The various emotions of astonishment, doubt, gratitude, and joy, which took poffefsion of the poor Lady's bofom, struggled for utterance, and at length found vent in tears.
The effect upon my feelings, was too powerful to be supported. I left the room, and when I returned, found my friend advising with the Lady, on the steps necessary to be taken for her husband's release. I had from the commencement of our acquaintance, regarded the philosopher as the first of human beings. I now looked up to him as something more. To help a fellowcreature in distress, is the instinctive impulse of benevolence; but to sacrifice for The good of others, the darling pursuit of one's life! to give up on that account the favourite, the cherished object of one's mind! this belongs only to the philofophy of Jesus. It was now, that I understood what cutting off the right hand, and plucking out the right eye, truly meant. But ah ! my friend, if this is really the re
ligion of Christ, how falsely are people of ten called Christians !
On the arrival of the man of the law, whom the Doctor had sent for to conduct the business, we all set out with the Lady, for the place of her husband's confinement.
When we arrived at the great, gloomy manfion), Doctor Severan thinking it indelicate to go immediately into the presence of his friend, sent his lawyer with the lady, to inform her husband of his liberation, and in the mean time, indulged my curiosity with a fight of the prison.
You have seen the dungeons in which the Mussulmans confine their malefactors, and in which their prisoners of war are often doomed to suffer the lingering torture of despair ; to inhale the noxious vapours of pestilence, and to piue in all the miseries of disease and famine.
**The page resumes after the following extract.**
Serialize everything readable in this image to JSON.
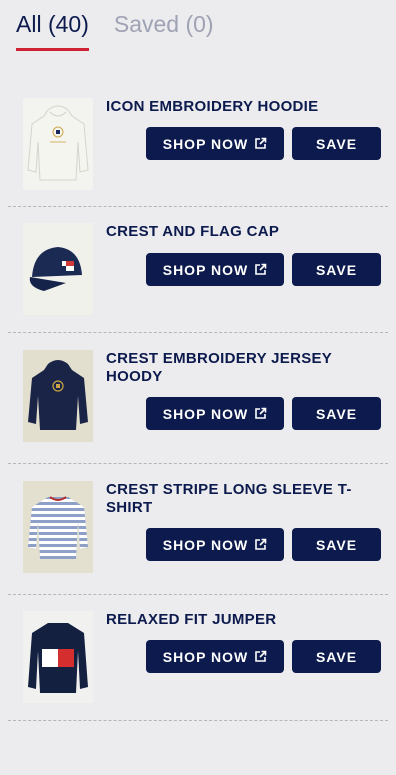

But after what I have said of Christian charirity, you will, no doubt, think it impofsible that in a Christian country, similar places should be found. This, indeed, at first sight appears very inexplicable; but it only serves to confirm me in the truth of my conjecture, respecting a new revelation, a supplementary code of Chriftian laws and Christian precepts, which, in many respects, must very essentially differ from the old one.
In this new gospel, I have every reason to believe, from all that I have observed fince my abode in England, that poverty is considered as one of the most heinous of crimes. It is accordingly by the Christians of the new system, not only stigmatised with a degree of infamy, but by their very laws, and under the immediate inspection of their fage magiftiates, it is punished in the most exemplary manner. The abhorrence in which this crime is held by those Christian legislators, is, indeed, evident throughout the tenor of their laws.
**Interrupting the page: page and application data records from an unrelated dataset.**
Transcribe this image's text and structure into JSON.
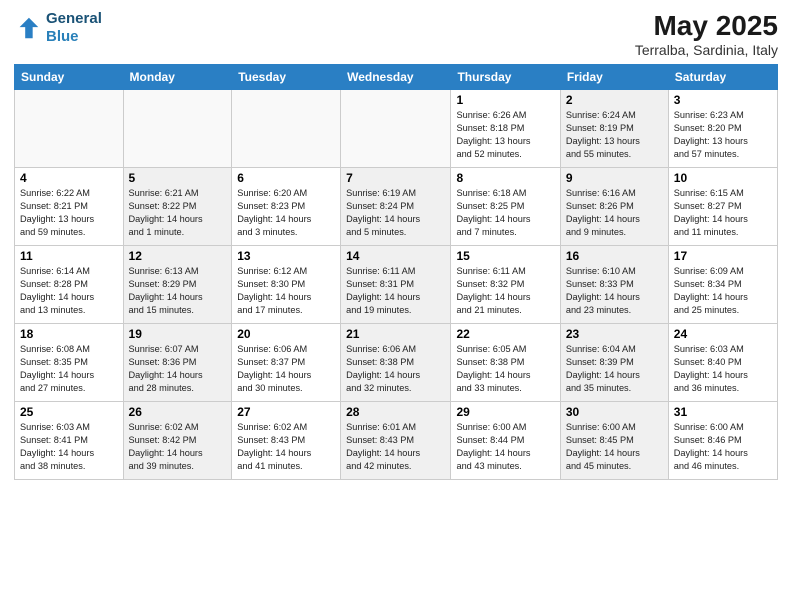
{
  "header": {
    "logo_line1": "General",
    "logo_line2": "Blue",
    "title": "May 2025",
    "subtitle": "Terralba, Sardinia, Italy"
  },
  "days_of_week": [
    "Sunday",
    "Monday",
    "Tuesday",
    "Wednesday",
    "Thursday",
    "Friday",
    "Saturday"
  ],
  "weeks": [
    [
      {
        "day": "",
        "text": "",
        "empty": true
      },
      {
        "day": "",
        "text": "",
        "empty": true
      },
      {
        "day": "",
        "text": "",
        "empty": true
      },
      {
        "day": "",
        "text": "",
        "empty": true
      },
      {
        "day": "1",
        "text": "Sunrise: 6:26 AM\nSunset: 8:18 PM\nDaylight: 13 hours\nand 52 minutes.",
        "shaded": false
      },
      {
        "day": "2",
        "text": "Sunrise: 6:24 AM\nSunset: 8:19 PM\nDaylight: 13 hours\nand 55 minutes.",
        "shaded": true
      },
      {
        "day": "3",
        "text": "Sunrise: 6:23 AM\nSunset: 8:20 PM\nDaylight: 13 hours\nand 57 minutes.",
        "shaded": false
      }
    ],
    [
      {
        "day": "4",
        "text": "Sunrise: 6:22 AM\nSunset: 8:21 PM\nDaylight: 13 hours\nand 59 minutes.",
        "shaded": false
      },
      {
        "day": "5",
        "text": "Sunrise: 6:21 AM\nSunset: 8:22 PM\nDaylight: 14 hours\nand 1 minute.",
        "shaded": true
      },
      {
        "day": "6",
        "text": "Sunrise: 6:20 AM\nSunset: 8:23 PM\nDaylight: 14 hours\nand 3 minutes.",
        "shaded": false
      },
      {
        "day": "7",
        "text": "Sunrise: 6:19 AM\nSunset: 8:24 PM\nDaylight: 14 hours\nand 5 minutes.",
        "shaded": true
      },
      {
        "day": "8",
        "text": "Sunrise: 6:18 AM\nSunset: 8:25 PM\nDaylight: 14 hours\nand 7 minutes.",
        "shaded": false
      },
      {
        "day": "9",
        "text": "Sunrise: 6:16 AM\nSunset: 8:26 PM\nDaylight: 14 hours\nand 9 minutes.",
        "shaded": true
      },
      {
        "day": "10",
        "text": "Sunrise: 6:15 AM\nSunset: 8:27 PM\nDaylight: 14 hours\nand 11 minutes.",
        "shaded": false
      }
    ],
    [
      {
        "day": "11",
        "text": "Sunrise: 6:14 AM\nSunset: 8:28 PM\nDaylight: 14 hours\nand 13 minutes.",
        "shaded": false
      },
      {
        "day": "12",
        "text": "Sunrise: 6:13 AM\nSunset: 8:29 PM\nDaylight: 14 hours\nand 15 minutes.",
        "shaded": true
      },
      {
        "day": "13",
        "text": "Sunrise: 6:12 AM\nSunset: 8:30 PM\nDaylight: 14 hours\nand 17 minutes.",
        "shaded": false
      },
      {
        "day": "14",
        "text": "Sunrise: 6:11 AM\nSunset: 8:31 PM\nDaylight: 14 hours\nand 19 minutes.",
        "shaded": true
      },
      {
        "day": "15",
        "text": "Sunrise: 6:11 AM\nSunset: 8:32 PM\nDaylight: 14 hours\nand 21 minutes.",
        "shaded": false
      },
      {
        "day": "16",
        "text": "Sunrise: 6:10 AM\nSunset: 8:33 PM\nDaylight: 14 hours\nand 23 minutes.",
        "shaded": true
      },
      {
        "day": "17",
        "text": "Sunrise: 6:09 AM\nSunset: 8:34 PM\nDaylight: 14 hours\nand 25 minutes.",
        "shaded": false
      }
    ],
    [
      {
        "day": "18",
        "text": "Sunrise: 6:08 AM\nSunset: 8:35 PM\nDaylight: 14 hours\nand 27 minutes.",
        "shaded": false
      },
      {
        "day": "19",
        "text": "Sunrise: 6:07 AM\nSunset: 8:36 PM\nDaylight: 14 hours\nand 28 minutes.",
        "shaded": true
      },
      {
        "day": "20",
        "text": "Sunrise: 6:06 AM\nSunset: 8:37 PM\nDaylight: 14 hours\nand 30 minutes.",
        "shaded": false
      },
      {
        "day": "21",
        "text": "Sunrise: 6:06 AM\nSunset: 8:38 PM\nDaylight: 14 hours\nand 32 minutes.",
        "shaded": true
      },
      {
        "day": "22",
        "text": "Sunrise: 6:05 AM\nSunset: 8:38 PM\nDaylight: 14 hours\nand 33 minutes.",
        "shaded": false
      },
      {
        "day": "23",
        "text": "Sunrise: 6:04 AM\nSunset: 8:39 PM\nDaylight: 14 hours\nand 35 minutes.",
        "shaded": true
      },
      {
        "day": "24",
        "text": "Sunrise: 6:03 AM\nSunset: 8:40 PM\nDaylight: 14 hours\nand 36 minutes.",
        "shaded": false
      }
    ],
    [
      {
        "day": "25",
        "text": "Sunrise: 6:03 AM\nSunset: 8:41 PM\nDaylight: 14 hours\nand 38 minutes.",
        "shaded": false
      },
      {
        "day": "26",
        "text": "Sunrise: 6:02 AM\nSunset: 8:42 PM\nDaylight: 14 hours\nand 39 minutes.",
        "shaded": true
      },
      {
        "day": "27",
        "text": "Sunrise: 6:02 AM\nSunset: 8:43 PM\nDaylight: 14 hours\nand 41 minutes.",
        "shaded": false
      },
      {
        "day": "28",
        "text": "Sunrise: 6:01 AM\nSunset: 8:43 PM\nDaylight: 14 hours\nand 42 minutes.",
        "shaded": true
      },
      {
        "day": "29",
        "text": "Sunrise: 6:00 AM\nSunset: 8:44 PM\nDaylight: 14 hours\nand 43 minutes.",
        "shaded": false
      },
      {
        "day": "30",
        "text": "Sunrise: 6:00 AM\nSunset: 8:45 PM\nDaylight: 14 hours\nand 45 minutes.",
        "shaded": true
      },
      {
        "day": "31",
        "text": "Sunrise: 6:00 AM\nSunset: 8:46 PM\nDaylight: 14 hours\nand 46 minutes.",
        "shaded": false
      }
    ]
  ]
}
Can a person contrive by villainy, to possess himself of the estate of another, provided it can be clearly proved, that poverty had no share in instigating bim to the offence, the law is satisfied with simple restitution. But, should a poor starving wretch, put forth his audacious hand to satisfy the calls of hunger, or still the clamorous demands of an infant family, he is condemned to death, or doomed to everlasting wretchedness. You who are prejudiced in favour of the mild ordinances of our revered Pundits, will, perhaps, think it unjust, that to the miserable mortal who steals the value of twenty rupees, and to him who boldly ventures on plundering the wealth of a family, adding murder to the crime of robbery, the same punishment should be